He heard a car pull into the parking lot and watched a man and a dog make their way to the front door. It was Blue Haven’s former sales manager — a man who had trained Frank to sell pools and then left to start his own swimming-pool company when the business slowed. He climbed to the top of the stairs, and Frank greeted him at the landing and shook his hand.
“Quiet up here,” the former sales manager said. “How’s business?”
“Good, thanks,” Frank said. He stood firm at the top of the stairs, holding the sales manager near the entrance to block his view of the rest of the office. Behind him, the dry-erase board of current projects was mostly empty. The only noise was the faint voice of Sean Hannity on the radio, dissecting the latest lackluster jobs report and what it meant for the presidential election.
The sales manager looked past Frank to the empty desks and the old thank-you notes on the wall.
“In the last seven weeks, I’ve done a million in business,” the sales manager said, patting his dog on the head while he spoke. “It’s not where it was, probably won’t be in my lifetime. But it’s something.”
“Yep. It’s coming around,” Frank said. He took another step forward, moving the sales manager a few feet closer to the door.
“You’re looking more and more like your dad every day,” the sales manager said.
Frank smiled. “Good to see you.”
The sales manager nodded and walked down the steps. When he reached the bottom, he stopped and turned around.
“I’m looking to expand, you know. So, if things are hard, and if you ever get tired of being committed to this, just give me a call. We can figure out a deal.”
Frank looked back at him for a long minute, mulling over the irony. The past five years had turned everything upside down, and now there was a salesman standing at his front door, feeding him lines, sensing an opportunity and offering a deal.
“You’re treating me like a customer,” Frank said.
He stepped closer to the stairs before he said what came next.
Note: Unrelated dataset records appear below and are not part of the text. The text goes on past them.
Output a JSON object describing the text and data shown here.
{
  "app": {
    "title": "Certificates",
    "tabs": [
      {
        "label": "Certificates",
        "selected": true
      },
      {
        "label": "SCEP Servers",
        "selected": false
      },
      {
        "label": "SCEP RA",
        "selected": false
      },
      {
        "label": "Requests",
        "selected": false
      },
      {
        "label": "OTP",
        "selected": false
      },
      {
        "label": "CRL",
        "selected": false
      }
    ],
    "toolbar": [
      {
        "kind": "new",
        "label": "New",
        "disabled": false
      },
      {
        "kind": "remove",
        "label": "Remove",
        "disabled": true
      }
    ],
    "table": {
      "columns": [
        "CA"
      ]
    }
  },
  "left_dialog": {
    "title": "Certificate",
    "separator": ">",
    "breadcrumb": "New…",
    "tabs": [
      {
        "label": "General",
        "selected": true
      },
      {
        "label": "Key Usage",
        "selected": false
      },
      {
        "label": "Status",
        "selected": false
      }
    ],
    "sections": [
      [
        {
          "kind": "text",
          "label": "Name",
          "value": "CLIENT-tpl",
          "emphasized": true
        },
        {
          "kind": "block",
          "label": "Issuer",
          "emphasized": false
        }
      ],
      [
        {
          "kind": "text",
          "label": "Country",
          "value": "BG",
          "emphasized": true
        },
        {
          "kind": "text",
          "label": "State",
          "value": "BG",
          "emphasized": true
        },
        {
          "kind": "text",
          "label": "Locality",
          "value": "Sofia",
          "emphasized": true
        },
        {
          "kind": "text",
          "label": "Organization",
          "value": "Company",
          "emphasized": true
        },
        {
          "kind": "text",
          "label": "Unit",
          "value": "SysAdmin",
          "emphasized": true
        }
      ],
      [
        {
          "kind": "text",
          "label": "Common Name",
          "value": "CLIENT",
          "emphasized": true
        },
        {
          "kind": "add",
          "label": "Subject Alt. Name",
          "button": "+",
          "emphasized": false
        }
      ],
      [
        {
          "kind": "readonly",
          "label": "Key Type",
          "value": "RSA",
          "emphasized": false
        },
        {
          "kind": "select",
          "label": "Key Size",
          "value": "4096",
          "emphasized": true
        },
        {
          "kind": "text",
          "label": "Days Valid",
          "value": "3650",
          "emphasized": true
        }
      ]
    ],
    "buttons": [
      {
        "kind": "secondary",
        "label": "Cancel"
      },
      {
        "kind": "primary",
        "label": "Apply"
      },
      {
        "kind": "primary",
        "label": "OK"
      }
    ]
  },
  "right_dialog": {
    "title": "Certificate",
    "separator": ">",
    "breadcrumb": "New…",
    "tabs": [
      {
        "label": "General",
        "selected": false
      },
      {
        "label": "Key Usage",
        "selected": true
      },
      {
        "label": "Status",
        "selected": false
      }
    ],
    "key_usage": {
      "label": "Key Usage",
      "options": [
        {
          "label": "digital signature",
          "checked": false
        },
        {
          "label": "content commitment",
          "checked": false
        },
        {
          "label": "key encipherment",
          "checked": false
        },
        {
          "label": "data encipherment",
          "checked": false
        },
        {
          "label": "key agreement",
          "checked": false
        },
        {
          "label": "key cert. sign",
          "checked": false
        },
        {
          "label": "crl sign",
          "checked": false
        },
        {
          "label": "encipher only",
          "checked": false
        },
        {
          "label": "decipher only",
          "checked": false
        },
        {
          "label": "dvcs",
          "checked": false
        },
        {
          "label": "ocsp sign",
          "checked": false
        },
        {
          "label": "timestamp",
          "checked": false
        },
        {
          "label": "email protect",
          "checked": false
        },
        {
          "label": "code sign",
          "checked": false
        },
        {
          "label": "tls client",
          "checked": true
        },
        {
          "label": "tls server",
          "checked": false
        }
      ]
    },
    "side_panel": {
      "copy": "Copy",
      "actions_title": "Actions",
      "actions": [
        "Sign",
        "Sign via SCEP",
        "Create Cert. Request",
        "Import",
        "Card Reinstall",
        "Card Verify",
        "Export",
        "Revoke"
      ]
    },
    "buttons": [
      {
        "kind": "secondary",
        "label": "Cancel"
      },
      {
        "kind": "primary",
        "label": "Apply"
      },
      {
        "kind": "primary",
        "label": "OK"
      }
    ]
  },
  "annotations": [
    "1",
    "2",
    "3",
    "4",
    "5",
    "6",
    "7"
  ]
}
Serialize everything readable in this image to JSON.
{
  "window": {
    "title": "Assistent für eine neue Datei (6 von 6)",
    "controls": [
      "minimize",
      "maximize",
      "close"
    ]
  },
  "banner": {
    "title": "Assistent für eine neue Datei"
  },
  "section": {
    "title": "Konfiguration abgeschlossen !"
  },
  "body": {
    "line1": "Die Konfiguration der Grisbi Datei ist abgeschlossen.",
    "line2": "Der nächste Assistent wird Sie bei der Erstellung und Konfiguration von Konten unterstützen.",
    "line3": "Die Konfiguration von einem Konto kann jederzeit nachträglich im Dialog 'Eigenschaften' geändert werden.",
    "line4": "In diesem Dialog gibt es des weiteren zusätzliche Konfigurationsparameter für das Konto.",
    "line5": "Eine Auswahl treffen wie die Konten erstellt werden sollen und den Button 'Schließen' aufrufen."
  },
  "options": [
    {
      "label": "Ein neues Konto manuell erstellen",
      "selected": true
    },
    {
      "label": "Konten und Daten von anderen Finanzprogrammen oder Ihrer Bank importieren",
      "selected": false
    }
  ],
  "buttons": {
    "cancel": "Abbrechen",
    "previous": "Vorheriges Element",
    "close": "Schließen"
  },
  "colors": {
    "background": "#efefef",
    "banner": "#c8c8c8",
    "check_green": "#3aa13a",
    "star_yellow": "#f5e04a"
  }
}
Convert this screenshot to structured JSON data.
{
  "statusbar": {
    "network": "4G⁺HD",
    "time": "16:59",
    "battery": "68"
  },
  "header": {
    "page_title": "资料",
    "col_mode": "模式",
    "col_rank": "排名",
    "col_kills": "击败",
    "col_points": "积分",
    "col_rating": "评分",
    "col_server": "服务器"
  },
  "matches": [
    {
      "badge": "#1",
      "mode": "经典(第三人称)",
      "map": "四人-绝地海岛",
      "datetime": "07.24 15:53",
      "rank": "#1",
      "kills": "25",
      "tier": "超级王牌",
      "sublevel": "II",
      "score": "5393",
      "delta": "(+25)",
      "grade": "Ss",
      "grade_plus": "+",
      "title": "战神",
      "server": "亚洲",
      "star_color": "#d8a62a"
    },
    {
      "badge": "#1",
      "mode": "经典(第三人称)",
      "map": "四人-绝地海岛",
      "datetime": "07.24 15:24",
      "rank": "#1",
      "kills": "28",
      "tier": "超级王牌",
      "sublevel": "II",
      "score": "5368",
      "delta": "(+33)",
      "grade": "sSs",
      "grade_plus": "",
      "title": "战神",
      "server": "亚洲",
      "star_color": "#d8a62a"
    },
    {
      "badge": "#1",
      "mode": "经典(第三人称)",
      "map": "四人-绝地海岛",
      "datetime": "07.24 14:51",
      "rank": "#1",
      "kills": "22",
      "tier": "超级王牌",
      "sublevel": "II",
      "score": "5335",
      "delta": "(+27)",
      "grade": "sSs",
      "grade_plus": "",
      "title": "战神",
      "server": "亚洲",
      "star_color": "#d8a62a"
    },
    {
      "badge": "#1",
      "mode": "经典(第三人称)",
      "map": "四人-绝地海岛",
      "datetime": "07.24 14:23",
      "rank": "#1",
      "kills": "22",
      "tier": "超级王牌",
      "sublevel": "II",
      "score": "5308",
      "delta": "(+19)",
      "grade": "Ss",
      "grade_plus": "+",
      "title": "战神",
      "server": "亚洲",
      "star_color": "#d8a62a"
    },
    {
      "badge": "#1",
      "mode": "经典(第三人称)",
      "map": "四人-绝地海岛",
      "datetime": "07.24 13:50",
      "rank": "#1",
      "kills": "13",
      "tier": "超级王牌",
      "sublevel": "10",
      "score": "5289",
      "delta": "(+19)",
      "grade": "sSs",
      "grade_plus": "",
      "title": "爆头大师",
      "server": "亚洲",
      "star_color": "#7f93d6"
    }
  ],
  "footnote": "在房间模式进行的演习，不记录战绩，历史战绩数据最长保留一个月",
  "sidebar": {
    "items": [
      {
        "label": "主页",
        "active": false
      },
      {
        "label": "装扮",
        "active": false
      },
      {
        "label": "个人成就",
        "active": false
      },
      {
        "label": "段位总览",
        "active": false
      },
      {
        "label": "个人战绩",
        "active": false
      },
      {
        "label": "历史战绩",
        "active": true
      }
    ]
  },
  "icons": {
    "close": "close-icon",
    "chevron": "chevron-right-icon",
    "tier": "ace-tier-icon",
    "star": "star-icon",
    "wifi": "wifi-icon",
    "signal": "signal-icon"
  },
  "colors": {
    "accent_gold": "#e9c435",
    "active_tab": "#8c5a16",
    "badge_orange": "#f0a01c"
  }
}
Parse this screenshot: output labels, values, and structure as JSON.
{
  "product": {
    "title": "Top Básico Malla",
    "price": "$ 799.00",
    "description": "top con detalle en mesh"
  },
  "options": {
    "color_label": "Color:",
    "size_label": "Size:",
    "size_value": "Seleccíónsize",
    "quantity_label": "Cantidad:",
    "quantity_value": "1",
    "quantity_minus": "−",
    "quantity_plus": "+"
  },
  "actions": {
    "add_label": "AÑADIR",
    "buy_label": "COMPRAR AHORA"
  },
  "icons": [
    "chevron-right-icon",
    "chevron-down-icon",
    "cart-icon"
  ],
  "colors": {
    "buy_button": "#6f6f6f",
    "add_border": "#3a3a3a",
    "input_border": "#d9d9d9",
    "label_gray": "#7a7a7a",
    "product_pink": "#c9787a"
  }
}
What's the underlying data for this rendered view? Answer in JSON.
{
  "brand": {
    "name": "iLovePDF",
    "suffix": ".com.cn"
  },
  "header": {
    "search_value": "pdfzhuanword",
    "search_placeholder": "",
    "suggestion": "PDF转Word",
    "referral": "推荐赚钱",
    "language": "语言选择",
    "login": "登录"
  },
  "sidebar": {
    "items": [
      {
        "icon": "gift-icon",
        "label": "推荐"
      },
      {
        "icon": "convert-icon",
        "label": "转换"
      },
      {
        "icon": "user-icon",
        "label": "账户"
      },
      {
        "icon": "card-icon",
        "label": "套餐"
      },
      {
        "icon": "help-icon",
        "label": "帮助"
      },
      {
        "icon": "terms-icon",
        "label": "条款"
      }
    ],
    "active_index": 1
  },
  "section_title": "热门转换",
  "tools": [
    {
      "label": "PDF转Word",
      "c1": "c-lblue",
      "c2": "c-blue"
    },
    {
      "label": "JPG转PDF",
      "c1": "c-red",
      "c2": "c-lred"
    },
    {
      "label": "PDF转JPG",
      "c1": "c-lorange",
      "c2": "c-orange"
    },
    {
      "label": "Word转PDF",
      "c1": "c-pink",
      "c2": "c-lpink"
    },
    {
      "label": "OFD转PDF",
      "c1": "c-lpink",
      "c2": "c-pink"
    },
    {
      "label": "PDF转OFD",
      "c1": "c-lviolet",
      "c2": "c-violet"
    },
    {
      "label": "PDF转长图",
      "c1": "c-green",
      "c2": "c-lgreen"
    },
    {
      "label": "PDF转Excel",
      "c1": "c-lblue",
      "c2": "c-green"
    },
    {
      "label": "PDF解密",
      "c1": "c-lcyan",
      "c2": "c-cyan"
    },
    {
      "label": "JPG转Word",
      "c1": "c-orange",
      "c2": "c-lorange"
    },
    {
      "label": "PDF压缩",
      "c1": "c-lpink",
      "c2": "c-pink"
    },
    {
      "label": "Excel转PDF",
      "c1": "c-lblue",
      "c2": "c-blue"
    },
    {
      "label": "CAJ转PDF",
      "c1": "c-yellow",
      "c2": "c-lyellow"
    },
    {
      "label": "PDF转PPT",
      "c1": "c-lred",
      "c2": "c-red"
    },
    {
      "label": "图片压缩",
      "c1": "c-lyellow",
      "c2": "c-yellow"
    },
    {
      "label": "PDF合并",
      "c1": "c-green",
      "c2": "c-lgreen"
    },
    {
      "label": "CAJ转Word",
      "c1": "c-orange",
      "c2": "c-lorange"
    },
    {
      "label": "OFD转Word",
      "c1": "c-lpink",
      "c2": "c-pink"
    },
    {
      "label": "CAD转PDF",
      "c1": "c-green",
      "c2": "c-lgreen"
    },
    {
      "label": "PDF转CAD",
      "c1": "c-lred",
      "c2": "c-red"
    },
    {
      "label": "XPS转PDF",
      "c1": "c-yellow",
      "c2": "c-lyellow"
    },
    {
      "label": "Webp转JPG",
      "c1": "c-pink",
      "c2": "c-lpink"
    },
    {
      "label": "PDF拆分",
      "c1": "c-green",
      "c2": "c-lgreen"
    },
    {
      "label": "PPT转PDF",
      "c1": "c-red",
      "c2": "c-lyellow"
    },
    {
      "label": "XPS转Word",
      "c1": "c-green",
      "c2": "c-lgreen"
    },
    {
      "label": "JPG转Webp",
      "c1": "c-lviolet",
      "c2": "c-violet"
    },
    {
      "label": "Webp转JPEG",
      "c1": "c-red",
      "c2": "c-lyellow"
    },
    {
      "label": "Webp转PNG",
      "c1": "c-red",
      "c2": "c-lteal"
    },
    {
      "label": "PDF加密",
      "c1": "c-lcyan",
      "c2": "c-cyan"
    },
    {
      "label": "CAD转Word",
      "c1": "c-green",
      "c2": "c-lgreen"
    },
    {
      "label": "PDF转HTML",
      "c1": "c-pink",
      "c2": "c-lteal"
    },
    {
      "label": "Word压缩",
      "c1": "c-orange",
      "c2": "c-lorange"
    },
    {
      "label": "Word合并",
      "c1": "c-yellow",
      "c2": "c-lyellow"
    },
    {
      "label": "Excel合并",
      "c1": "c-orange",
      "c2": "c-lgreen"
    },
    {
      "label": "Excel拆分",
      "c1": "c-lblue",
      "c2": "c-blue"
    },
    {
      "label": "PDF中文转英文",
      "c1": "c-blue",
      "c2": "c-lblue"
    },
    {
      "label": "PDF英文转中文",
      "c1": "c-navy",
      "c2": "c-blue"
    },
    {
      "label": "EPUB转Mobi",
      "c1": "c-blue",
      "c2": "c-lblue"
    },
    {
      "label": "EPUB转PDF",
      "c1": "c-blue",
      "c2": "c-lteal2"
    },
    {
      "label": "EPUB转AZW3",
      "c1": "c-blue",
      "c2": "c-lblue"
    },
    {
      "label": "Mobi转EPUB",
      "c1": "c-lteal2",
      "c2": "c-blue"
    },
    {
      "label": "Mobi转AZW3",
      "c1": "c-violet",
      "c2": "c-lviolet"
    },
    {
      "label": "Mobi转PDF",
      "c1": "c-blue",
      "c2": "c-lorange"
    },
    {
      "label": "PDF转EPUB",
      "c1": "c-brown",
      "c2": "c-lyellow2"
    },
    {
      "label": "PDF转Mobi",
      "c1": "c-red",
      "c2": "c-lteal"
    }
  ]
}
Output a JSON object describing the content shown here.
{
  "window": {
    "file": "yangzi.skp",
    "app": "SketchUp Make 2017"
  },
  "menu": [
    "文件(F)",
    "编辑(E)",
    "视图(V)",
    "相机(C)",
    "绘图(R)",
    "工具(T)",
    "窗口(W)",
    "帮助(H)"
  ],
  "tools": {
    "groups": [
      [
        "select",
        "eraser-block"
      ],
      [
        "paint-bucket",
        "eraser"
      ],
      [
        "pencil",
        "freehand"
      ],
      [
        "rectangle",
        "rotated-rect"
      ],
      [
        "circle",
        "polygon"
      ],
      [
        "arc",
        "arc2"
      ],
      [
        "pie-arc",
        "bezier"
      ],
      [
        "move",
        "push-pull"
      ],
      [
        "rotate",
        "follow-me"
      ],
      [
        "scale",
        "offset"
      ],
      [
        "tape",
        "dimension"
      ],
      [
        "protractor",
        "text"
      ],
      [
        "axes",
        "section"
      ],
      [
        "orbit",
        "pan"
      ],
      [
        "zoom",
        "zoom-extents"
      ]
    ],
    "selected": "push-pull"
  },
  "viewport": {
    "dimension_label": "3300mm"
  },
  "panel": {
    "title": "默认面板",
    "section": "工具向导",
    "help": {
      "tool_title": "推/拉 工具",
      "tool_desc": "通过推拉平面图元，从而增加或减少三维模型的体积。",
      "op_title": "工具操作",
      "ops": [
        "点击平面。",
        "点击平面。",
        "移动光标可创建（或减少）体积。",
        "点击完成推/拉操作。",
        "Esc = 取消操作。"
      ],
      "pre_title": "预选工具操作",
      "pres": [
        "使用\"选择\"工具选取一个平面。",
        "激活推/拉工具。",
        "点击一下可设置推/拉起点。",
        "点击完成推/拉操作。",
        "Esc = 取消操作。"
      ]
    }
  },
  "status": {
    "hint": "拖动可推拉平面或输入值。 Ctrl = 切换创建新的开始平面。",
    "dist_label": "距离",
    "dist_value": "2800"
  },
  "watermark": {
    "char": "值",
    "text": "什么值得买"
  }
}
Because even during this time of doubt and disappointment, there remained one conviction to which he was still clinging — a belief at the core of his optimism that he needed to make clear.
“I’m the salesman,” he said.